The show was created by Graham Yost and draws its inspiration from the novel series penned by Hugh Howey. The story is set in a future marked by dystopia, where a huge underground silo, 144 levels, is home to an entire community. Leading the cast is Rebecca Ferguson, who portrays an engineer. The series also boasts a remarkable ensemble cast including Rashida Jones, David Oyelowo, Common, Tim Robbins, Harriet Walter, Avi Nash, Rick Gomez, and Chinaza Uche.
Interested? Check out the trailer!
Frequently Asked Questions
What are the books in the Wool series?
The novels in the Silo series include:
- “Wool” (2011): The novel introduces readers to a society living within a vast silo. Here inhabitants are restricted from venturing outside due to the toxic atmosphere that has consumed the Earth’s surface.

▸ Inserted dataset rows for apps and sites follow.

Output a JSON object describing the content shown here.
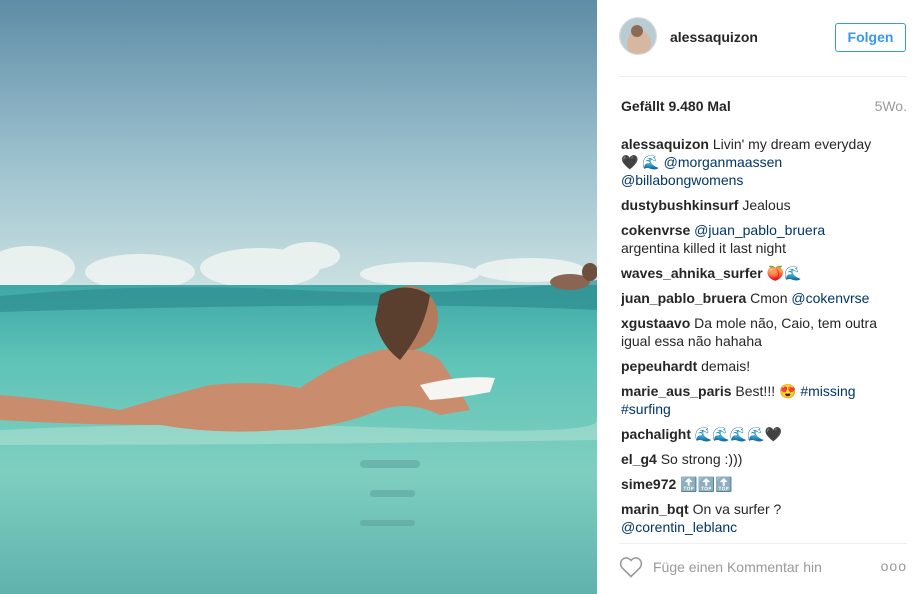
{
  "post": {
    "username": "alessaquizon",
    "follow_label": "Folgen",
    "likes": "Gefällt 9.480 Mal",
    "age": "5Wo.",
    "caption": {
      "user": "alessaquizon",
      "text": "Livin' my dream everyday",
      "emoji": "🖤 🌊",
      "mention1": "@morganmaassen",
      "mention2": "@billabongwomens"
    },
    "comment_placeholder": "Füge einen Kommentar hin",
    "more_label": "ooo"
  },
  "comments": [
    {
      "user": "dustybushkinsurf",
      "text": "Jealous"
    },
    {
      "user": "cokenvrse",
      "mention": "@juan_pablo_bruera",
      "text": "argentina killed it last night"
    },
    {
      "user": "waves_ahnika_surfer",
      "text": "🍑🌊"
    },
    {
      "user": "juan_pablo_bruera",
      "text": "Cmon",
      "mention": "@cokenvrse"
    },
    {
      "user": "xgustaavo",
      "text": "Da mole não, Caio, tem outra igual essa não hahaha"
    },
    {
      "user": "pepeuhardt",
      "text": "demais!"
    },
    {
      "user": "marie_aus_paris",
      "text": "Best!!! 😍",
      "tag1": "#missing",
      "tag2": "#surfing"
    },
    {
      "user": "pachalight",
      "text": "🌊🌊🌊🌊🖤"
    },
    {
      "user": "el_g4",
      "text": "So strong :)))"
    },
    {
      "user": "sime972",
      "text": "🔝🔝🔝"
    },
    {
      "user": "marin_bqt",
      "text": "On va surfer ?",
      "mention": "@corentin_leblanc"
    }
  ],
  "colors": {
    "link": "#003569",
    "follow_blue": "#3897f0",
    "muted": "#999999",
    "text": "#262626"
  },
  "icons": {
    "like": "heart-outline-icon",
    "more": "ellipsis-icon"
  }
}
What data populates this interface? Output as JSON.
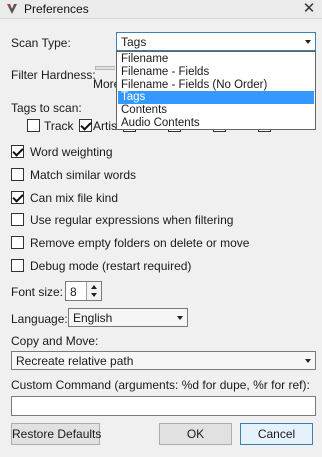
{
  "window": {
    "title": "Preferences",
    "close_glyph": "✕"
  },
  "scan_type": {
    "label": "Scan Type:",
    "value": "Tags",
    "options": [
      "Filename",
      "Filename - Fields",
      "Filename - Fields (No Order)",
      "Tags",
      "Contents",
      "Audio Contents"
    ],
    "selected_index": 3
  },
  "filter_hardness": {
    "label": "Filter Hardness:",
    "partial_label": "More"
  },
  "tags_to_scan": {
    "label": "Tags to scan:",
    "items": [
      {
        "label": "Track",
        "checked": false
      },
      {
        "label": "Artist",
        "checked": true
      }
    ]
  },
  "options": [
    {
      "label": "Word weighting",
      "checked": true
    },
    {
      "label": "Match similar words",
      "checked": false
    },
    {
      "label": "Can mix file kind",
      "checked": true
    },
    {
      "label": "Use regular expressions when filtering",
      "checked": false
    },
    {
      "label": "Remove empty folders on delete or move",
      "checked": false
    },
    {
      "label": "Debug mode (restart required)",
      "checked": false
    }
  ],
  "font_size": {
    "label": "Font size:",
    "value": "8"
  },
  "language": {
    "label": "Language:",
    "value": "English"
  },
  "copy_move": {
    "label": "Copy and Move:",
    "value": "Recreate relative path"
  },
  "custom_command": {
    "label": "Custom Command (arguments: %d for dupe, %r for ref):",
    "value": ""
  },
  "buttons": {
    "restore": "Restore Defaults",
    "ok": "OK",
    "cancel": "Cancel"
  },
  "colors": {
    "selection": "#3399ff",
    "focus_border": "#3c7fb1",
    "window_bg": "#f0f0f0"
  },
  "icons": {
    "app": "dupeguru-app-icon",
    "close": "close-icon",
    "combo_arrow": "chevron-down-icon"
  }
}
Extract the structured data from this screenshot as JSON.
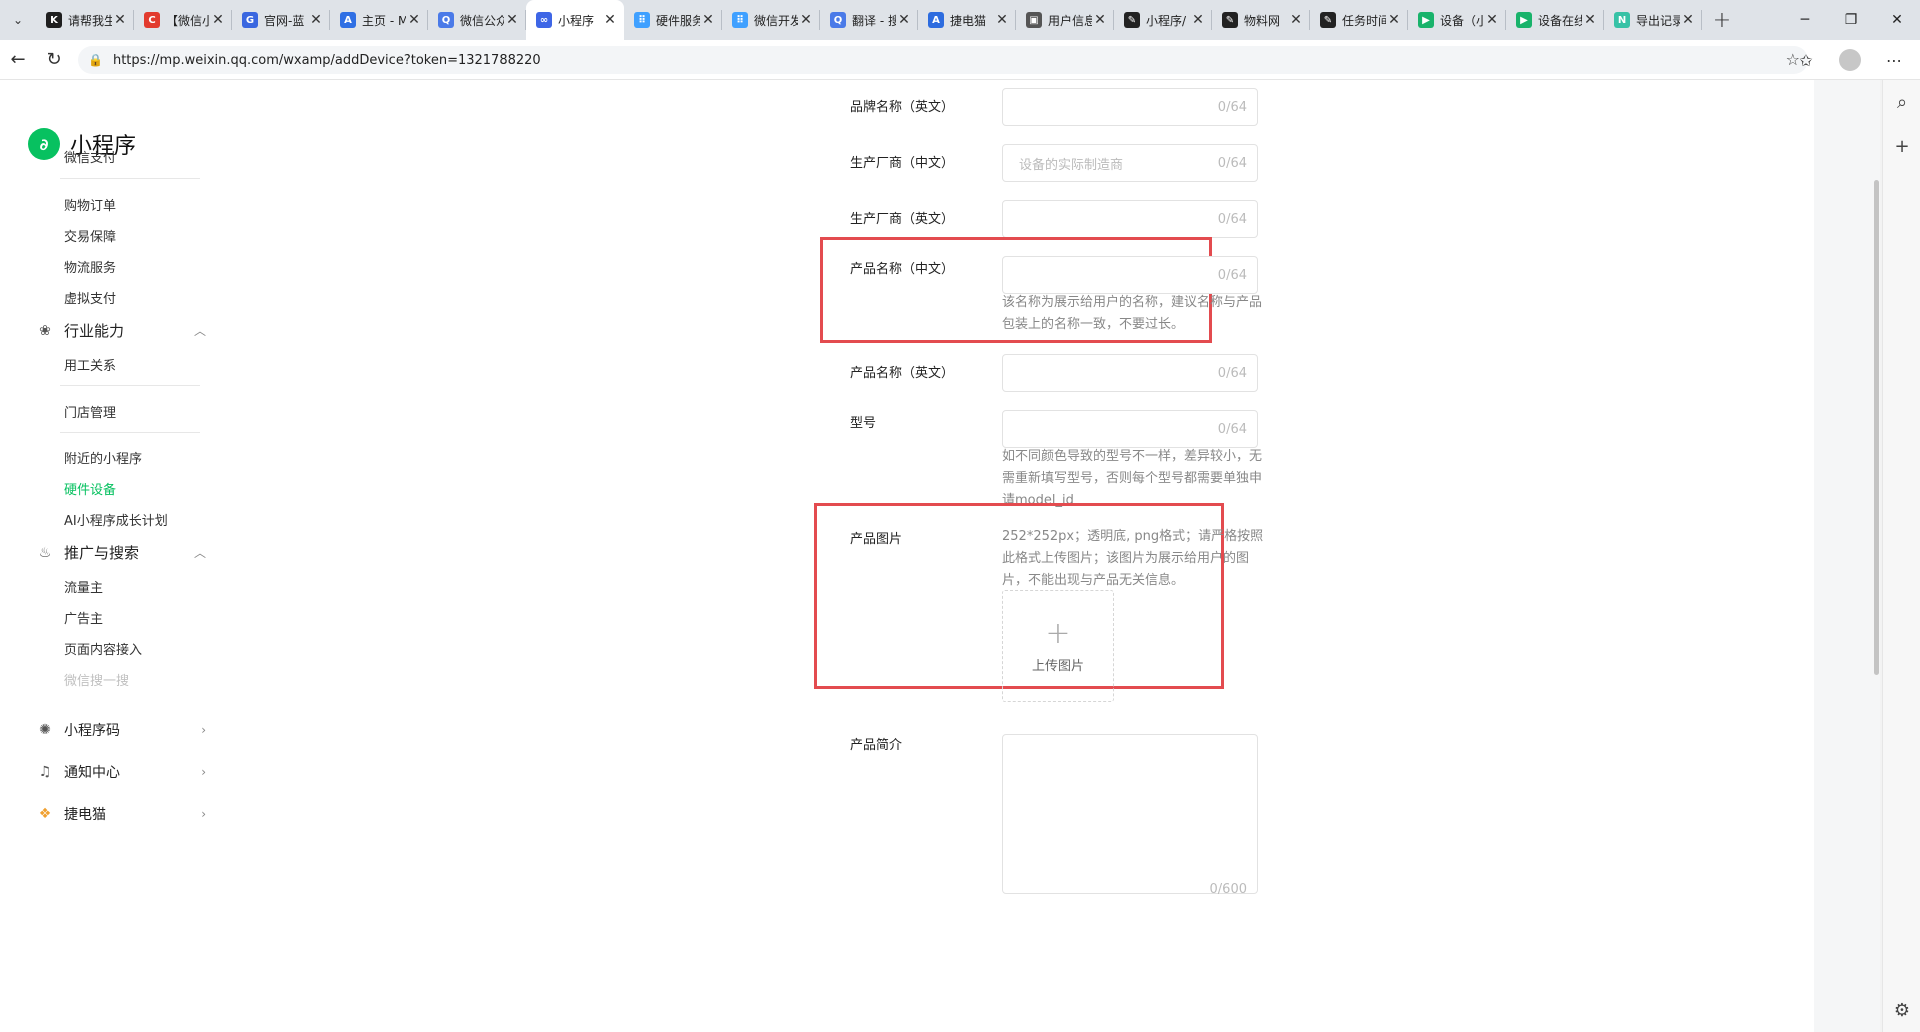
{
  "browser": {
    "tabs": [
      {
        "title": "请帮我生",
        "fav_color": "#1f1f1f",
        "fav_char": "K"
      },
      {
        "title": "【微信小",
        "fav_color": "#e23b2e",
        "fav_char": "C"
      },
      {
        "title": "官网-蓝",
        "fav_color": "#3a67e0",
        "fav_char": "G"
      },
      {
        "title": "主页 - M",
        "fav_color": "#2f6fe4",
        "fav_char": "A"
      },
      {
        "title": "微信公众",
        "fav_color": "#4a7ae8",
        "fav_char": "Q"
      },
      {
        "title": "小程序",
        "fav_color": "#3e66e6",
        "fav_char": "∞",
        "active": true
      },
      {
        "title": "硬件服务",
        "fav_color": "#3fa0ff",
        "fav_char": "⠿"
      },
      {
        "title": "微信开发",
        "fav_color": "#3fa0ff",
        "fav_char": "⠿"
      },
      {
        "title": "翻译 - 搜",
        "fav_color": "#4a7ae8",
        "fav_char": "Q"
      },
      {
        "title": "捷电猫",
        "fav_color": "#2d6cdf",
        "fav_char": "A"
      },
      {
        "title": "用户信息",
        "fav_color": "#555555",
        "fav_char": "▣"
      },
      {
        "title": "小程序/",
        "fav_color": "#222222",
        "fav_char": "✎"
      },
      {
        "title": "物料网",
        "fav_color": "#222222",
        "fav_char": "✎"
      },
      {
        "title": "任务时间",
        "fav_color": "#222222",
        "fav_char": "✎"
      },
      {
        "title": "设备（小",
        "fav_color": "#19b36b",
        "fav_char": "▶"
      },
      {
        "title": "设备在线",
        "fav_color": "#19b36b",
        "fav_char": "▶"
      },
      {
        "title": "导出记录",
        "fav_color": "#37c2a6",
        "fav_char": "N"
      }
    ],
    "url": "https://mp.weixin.qq.com/wxamp/addDevice?token=1321788220"
  },
  "sidebar": {
    "logo_text": "小程序",
    "items_top": [
      {
        "label": "微信支付"
      },
      {
        "label": "购物订单"
      },
      {
        "label": "交易保障"
      },
      {
        "label": "物流服务"
      },
      {
        "label": "虚拟支付"
      }
    ],
    "group_industry": "行业能力",
    "items_industry": [
      {
        "label": "用工关系"
      },
      {
        "label": "门店管理"
      },
      {
        "label": "附近的小程序"
      },
      {
        "label": "硬件设备"
      },
      {
        "label": "AI小程序成长计划"
      }
    ],
    "group_promo": "推广与搜索",
    "items_promo": [
      {
        "label": "流量主"
      },
      {
        "label": "广告主"
      },
      {
        "label": "页面内容接入"
      },
      {
        "label": "微信搜一搜"
      }
    ],
    "group_qrcode": "小程序码",
    "group_notify": "通知中心",
    "group_jdm": "捷电猫"
  },
  "form": {
    "brand_en_label": "品牌名称（英文）",
    "brand_en_count": "0/64",
    "maker_cn_label": "生产厂商（中文）",
    "maker_cn_placeholder": "设备的实际制造商",
    "maker_cn_count": "0/64",
    "maker_en_label": "生产厂商（英文）",
    "maker_en_count": "0/64",
    "product_cn_label": "产品名称（中文）",
    "product_cn_count": "0/64",
    "product_cn_hint": "该名称为展示给用户的名称，建议名称与产品包装上的名称一致，不要过长。",
    "product_en_label": "产品名称（英文）",
    "product_en_count": "0/64",
    "model_label": "型号",
    "model_count": "0/64",
    "model_hint": "如不同颜色导致的型号不一样，差异较小，无需重新填写型号，否则每个型号都需要单独申请model_id",
    "image_label": "产品图片",
    "image_hint": "252*252px；透明底, png格式；请严格按照此格式上传图片；该图片为展示给用户的图片，不能出现与产品无关信息。",
    "upload_label": "上传图片",
    "intro_label": "产品简介",
    "intro_count": "0/600"
  },
  "colors": {
    "accent": "#07c160",
    "highlight": "#e34b4f"
  }
}
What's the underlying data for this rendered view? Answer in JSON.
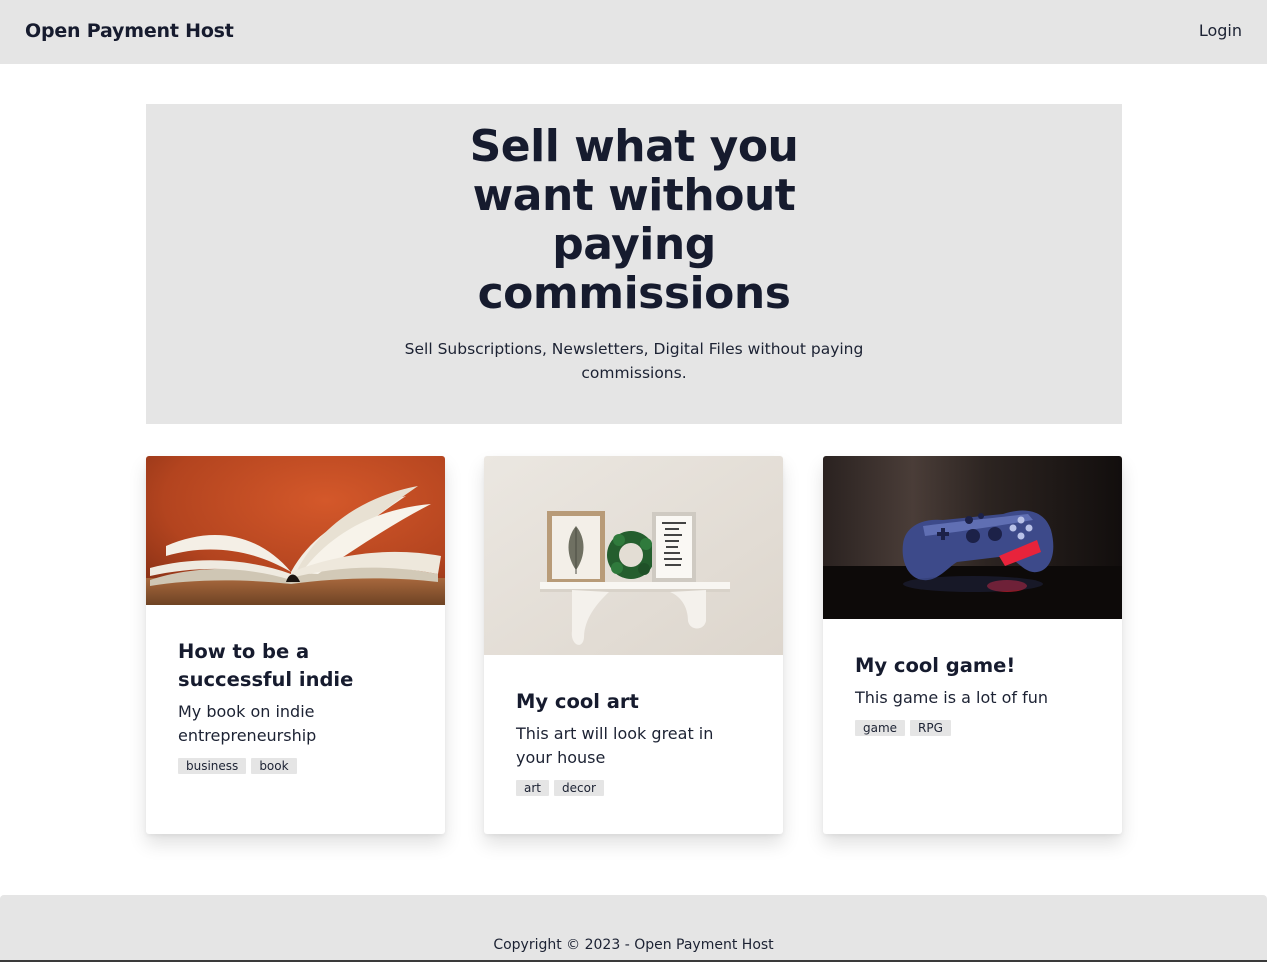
{
  "navbar": {
    "brand": "Open Payment Host",
    "login_label": "Login"
  },
  "hero": {
    "title": "Sell what you want without paying commissions",
    "subtitle": "Sell Subscriptions, Newsletters, Digital Files without paying commissions."
  },
  "products": [
    {
      "title": "How to be a successful indie",
      "description": "My book on indie entrepreneurship",
      "tags": [
        "business",
        "book"
      ],
      "image_icon": "open-book-photo"
    },
    {
      "title": "My cool art",
      "description": "This art will look great in your house",
      "tags": [
        "art",
        "decor"
      ],
      "image_icon": "wall-shelf-art-photo"
    },
    {
      "title": "My cool game!",
      "description": "This game is a lot of fun",
      "tags": [
        "game",
        "RPG"
      ],
      "image_icon": "game-controller-photo"
    }
  ],
  "footer": {
    "copyright": "Copyright © 2023 - Open Payment Host"
  },
  "colors": {
    "surface": "#e5e5e5",
    "text": "#161b2e",
    "background": "#ffffff"
  }
}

- “Shift” (2013): This prequel takes readers back in time to explore the origins of the silo system. As well as the complex web of power and control that governs it.
- “Dust” (2013): Concluding the series, “Dust” picks up after the events of “Wool” and “Shift,”. Characters from both eras must grapple with the consequences of their actions and confront the truth about their world.
Should I read Shift before Wool?
Whilst Shift is the prequel to Wool – it’s integral that you read Wool first. Wool sets the stage for characters and story arcs which are a pre-requisite to Shift. Also, it’s simply a fantastic read!
Can I read Dust without reading Shift?
Sure, the read in Shift is a bit slower, especially at the start, but it is definitely needed to continue in Dust. It also adds immense backstory and depth which is needed to fully enjoy Dust!
What is the syndrome in the Silo?
The neuralgic symptoms of “The Syndrome,” cause excessive shaking and impairment of movement. They also seem to serve as a metaphor for how the residents are slowly succumbing to the distress of restrictions on social interactions and emotions.